Exercise aim:
Gather every line below where "JSON" appears.

- Opening Delimiter -

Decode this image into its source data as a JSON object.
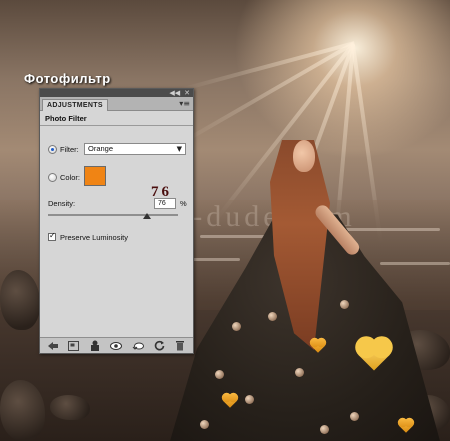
{
  "caption": {
    "title": "Фотофильтр"
  },
  "watermark": {
    "text": "www.psd-dude.com"
  },
  "overlay": {
    "density_value": "76"
  },
  "panel": {
    "tab": "ADJUSTMENTS",
    "title": "Photo Filter",
    "filter_label": "Filter:",
    "filter_value": "Orange",
    "filter_selected": true,
    "color_label": "Color:",
    "color_value": "#f08414",
    "density_label": "Density:",
    "density_value": "76",
    "density_unit": "%",
    "density_fraction": 0.76,
    "preserve_label": "Preserve Luminosity",
    "preserve_checked": true,
    "bottom_icons": [
      "back-icon",
      "expand-icon",
      "clip-layer-icon",
      "visibility-icon",
      "view-previous-icon",
      "reset-icon",
      "delete-icon"
    ]
  }
}
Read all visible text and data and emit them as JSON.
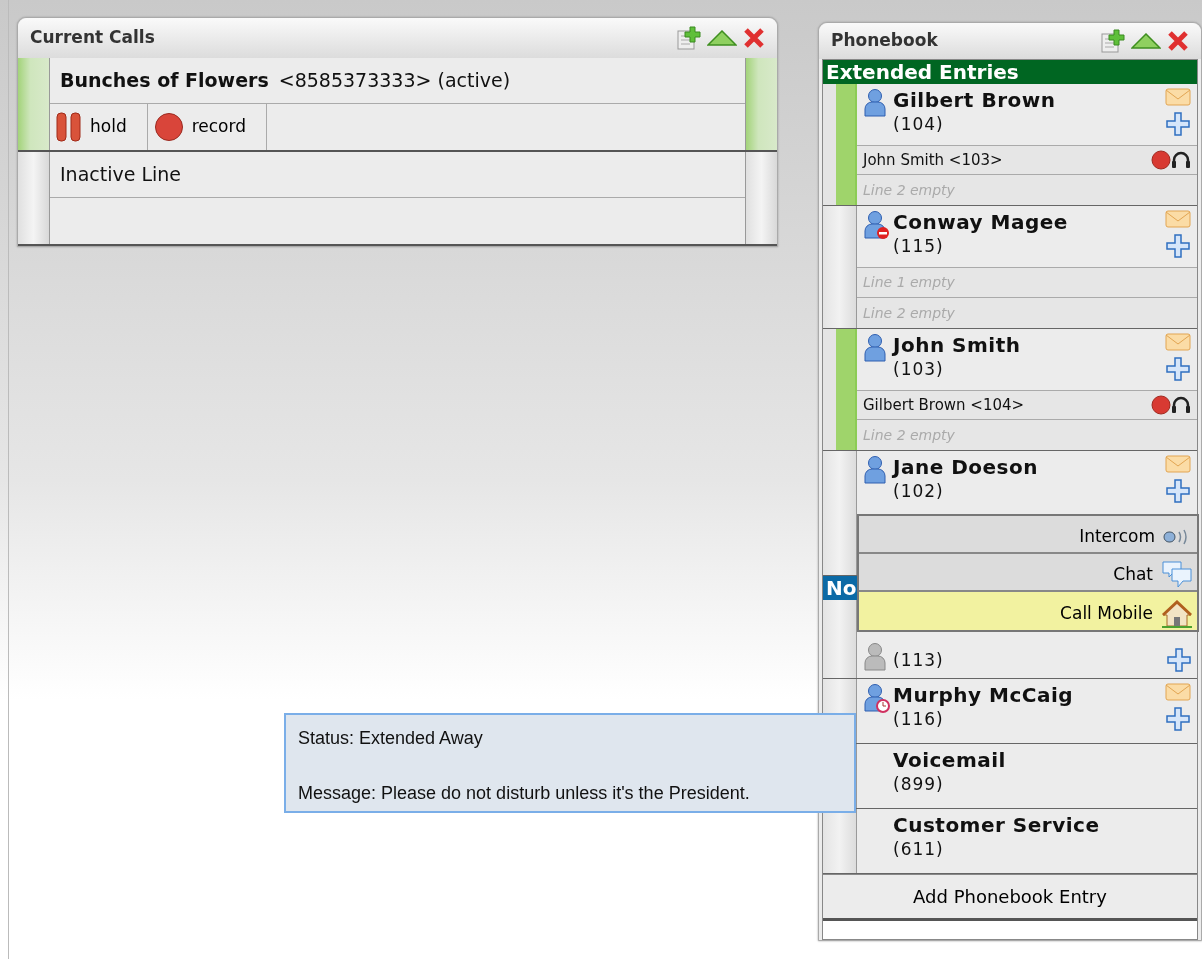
{
  "current_calls": {
    "title": "Current Calls",
    "lines": [
      {
        "kind": "call",
        "name": "Bunches of Flowers",
        "detail": "<8585373333> (active)",
        "active": true,
        "actions": [
          {
            "kind": "hold",
            "label": "hold"
          },
          {
            "kind": "record",
            "label": "record"
          }
        ]
      },
      {
        "kind": "inactive",
        "label": "Inactive Line",
        "active": false
      }
    ]
  },
  "phonebook": {
    "title": "Phonebook",
    "sections": [
      {
        "title": "Extended Entries",
        "color": "#006622",
        "entries": [
          {
            "kind": "available",
            "name": "Gilbert Brown",
            "ext": "(104)",
            "active": true,
            "mail": true,
            "add": true,
            "lines": [
              {
                "kind": "call",
                "text": "John Smith <103>"
              },
              {
                "kind": "empty",
                "text": "Line 2 empty"
              }
            ]
          },
          {
            "kind": "busy",
            "name": "Conway Magee",
            "ext": "(115)",
            "active": false,
            "mail": true,
            "add": true,
            "lines": [
              {
                "kind": "empty",
                "text": "Line 1 empty"
              },
              {
                "kind": "empty",
                "text": "Line 2 empty"
              }
            ]
          },
          {
            "kind": "available",
            "name": "John Smith",
            "ext": "(103)",
            "active": true,
            "mail": true,
            "add": true,
            "lines": [
              {
                "kind": "call",
                "text": "Gilbert Brown <104>"
              },
              {
                "kind": "empty",
                "text": "Line 2 empty"
              }
            ]
          },
          {
            "kind": "available",
            "name": "Jane Doeson",
            "ext": "(102)",
            "active": false,
            "mail": true,
            "add": true,
            "menu": [
              {
                "kind": "intercom",
                "label": "Intercom",
                "selected": false
              },
              {
                "kind": "chat",
                "label": "Chat",
                "selected": false
              },
              {
                "kind": "mobile",
                "label": "Call Mobile",
                "selected": true
              }
            ]
          }
        ]
      },
      {
        "title": "No",
        "color": "#0b6aa6",
        "entries": [
          {
            "kind": "offline",
            "ext": "(113)",
            "active": false,
            "mail": false,
            "add": true
          },
          {
            "kind": "away",
            "name": "Murphy McCaig",
            "ext": "(116)",
            "active": false,
            "mail": true,
            "add": true
          },
          {
            "kind": "plain",
            "name": "Voicemail",
            "ext": "(899)",
            "active": false,
            "mail": false,
            "add": false
          },
          {
            "kind": "plain",
            "name": "Customer Service",
            "ext": "(611)",
            "active": false,
            "mail": false,
            "add": false
          }
        ]
      }
    ],
    "add_button": "Add Phonebook Entry"
  },
  "tooltip": {
    "status": "Status: Extended Away",
    "message": "Message: Please do not disturb unless it's the President."
  }
}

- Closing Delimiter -

Problem solution:
Decode this image into its source data as a JSON object.
Read all visible text and data and emit them as JSON.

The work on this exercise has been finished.